A verbatim reproduction of every entry is the expected answer.

[SUPPLIED MATERIAL]
Content starts

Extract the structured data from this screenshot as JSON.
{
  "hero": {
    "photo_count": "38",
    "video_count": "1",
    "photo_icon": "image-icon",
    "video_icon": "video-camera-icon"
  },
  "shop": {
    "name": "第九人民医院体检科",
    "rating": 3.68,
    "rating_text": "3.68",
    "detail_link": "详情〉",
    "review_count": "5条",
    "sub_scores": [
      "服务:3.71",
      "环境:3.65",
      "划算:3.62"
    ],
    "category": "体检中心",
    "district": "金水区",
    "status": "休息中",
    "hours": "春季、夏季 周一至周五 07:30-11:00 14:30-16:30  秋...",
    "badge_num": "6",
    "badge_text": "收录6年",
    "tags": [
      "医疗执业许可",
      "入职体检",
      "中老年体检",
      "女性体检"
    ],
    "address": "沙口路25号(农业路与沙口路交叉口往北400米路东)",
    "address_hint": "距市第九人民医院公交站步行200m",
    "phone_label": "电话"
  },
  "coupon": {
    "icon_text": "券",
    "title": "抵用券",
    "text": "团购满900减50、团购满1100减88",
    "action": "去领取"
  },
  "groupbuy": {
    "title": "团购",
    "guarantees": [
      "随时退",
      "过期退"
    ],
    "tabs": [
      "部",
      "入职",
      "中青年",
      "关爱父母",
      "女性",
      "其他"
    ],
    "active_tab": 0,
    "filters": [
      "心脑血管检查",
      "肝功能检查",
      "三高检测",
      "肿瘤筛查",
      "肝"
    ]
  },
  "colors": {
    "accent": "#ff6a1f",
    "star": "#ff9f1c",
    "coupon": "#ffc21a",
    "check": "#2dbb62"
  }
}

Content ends

[RESPONSE BELOW]
Extract the structured data from this screenshot as JSON.
{
  "hero": {
    "photo_count": "38",
    "video_count": "1",
    "photo_icon": "image-icon",
    "video_icon": "video-camera-icon"
  },
  "shop": {
    "name": "第九人民医院体检科",
    "rating": 3.68,
    "rating_text": "3.68",
    "detail_link": "详情〉",
    "review_count": "5条",
    "sub_scores": [
      "服务:3.71",
      "环境:3.65",
      "划算:3.62"
    ],
    "category": "体检中心",
    "district": "金水区",
    "status": "休息中",
    "hours": "春季、夏季 周一至周五 07:30-11:00 14:30-16:30  秋...",
    "badge_num": "6",
    "badge_text": "收录6年",
    "tags": [
      "医疗执业许可",
      "入职体检",
      "中老年体检",
      "女性体检"
    ],
    "address": "沙口路25号(农业路与沙口路交叉口往北400米路东)",
    "address_hint": "距市第九人民医院公交站步行200m",
    "phone_label": "电话"
  },
  "coupon": {
    "icon_text": "券",
    "title": "抵用券",
    "text": "团购满900减50、团购满1100减88",
    "action": "去领取"
  },
  "groupbuy": {
    "title": "团购",
    "guarantees": [
      "随时退",
      "过期退"
    ],
    "tabs": [
      "部",
      "入职",
      "中青年",
      "关爱父母",
      "女性",
      "其他"
    ],
    "active_tab": 0,
    "filters": [
      "心脑血管检查",
      "肝功能检查",
      "三高检测",
      "肿瘤筛查",
      "肝"
    ]
  },
  "colors": {
    "accent": "#ff6a1f",
    "star": "#ff9f1c",
    "coupon": "#ffc21a",
    "check": "#2dbb62"
  }
}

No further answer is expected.